On Feb. 21 the Opinion article in the Dispatch attempted to present these topics as related and leading to a ‘logical’ conclusion. Having just taught a college class on recognizing the use of myths, ‘hot button topics’ and the potential harm produced when we do not question data put before us, I found this article a perfect example of what we must dissect before promoting its message.
Let’s begin with a fact check: “Opponents contend that he’s (Obama) pandering for votes from a predominately Hispanic illegal population.”
Undocumented immigrants cannot and are not voting. They do not have the documents and would not jeopardize their tenuous and dangerous position, in the shadows, by appearing to vote. This is counter intuitive.
By labeling the undocumented as Hispanic, promotes prejudicial divisiveness.
The immigration system is flawed and unequal. The question isn’t if people should ‘wait in line’ for citizenship, but why the line should span decades and be different dependent on country of origin. What is the back story?
Look up the Bracero program. The U.S. invited Mexicans to work our fields while the ‘boys’ were fighting World War II. The Braceros were sent back when no longer needed. We started telling Mexicans to ‘go home’ soon after the 1848 Mexican-American war. Santa Ana lost a third of Mexico (Arizona, California, New Mexico, Texas…) thus fulfilling the U.S. belief in Manifest Destiny. Perhaps, if Santa Ana hadn’t lost that battle, all that gold in California would have gone to… Mexico. Perhaps we would be ‘sneaking’ south through tunnels and over the wall to support our families.
As to Social Security: The article states that ‘…it makes sense to enable those who are here without becoming citizens to now begin to pay into a system that is grossly underfunded.’
Undocumented immigrants are paying taxes. (Check the data.) Federal and state taxes are paid out of each paycheck. And yes, Social Security is automatically taken out. Therefore, ‘they’ are not ‘taking advantage of our system.’ I want to know what happens to the tax refunds they are not claiming.
Last, the emotional topic of abortion is added into the mix. It was suggested that all these aborted children would have made ‘good workers’ able to pay into Social Security, “…a system that is going to be pressed to near bankruptcy by a surge of baby boomers that have begun to strain the system…” Beyond using ‘pressed,’ ‘bankruptcy,’ ‘surge’ and ‘baby boomers’ as adrenaline vocabulary, the notion that those babies would have been workers to fund our Medicare is worth questioning.
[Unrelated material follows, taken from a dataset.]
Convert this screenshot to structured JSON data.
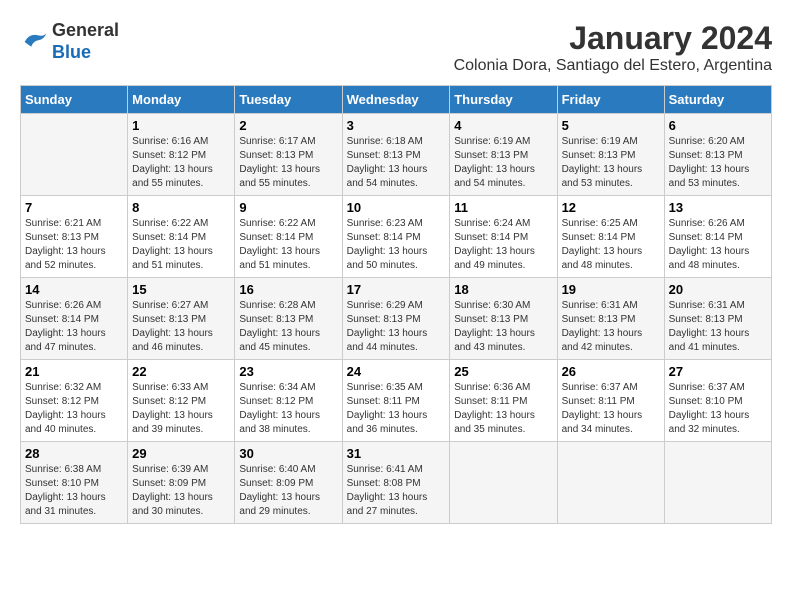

My classes are required to produce a minimum of three sources, to fact check, and to offer a cohesive presentation where data leads to a logical conclusion. That is the least we can do to be informed citizens.
Jan Kurtz teaches Spanish as well as two courses in English: Many Faces of Mexico and Cultures of Latin America, at Central Lakes College.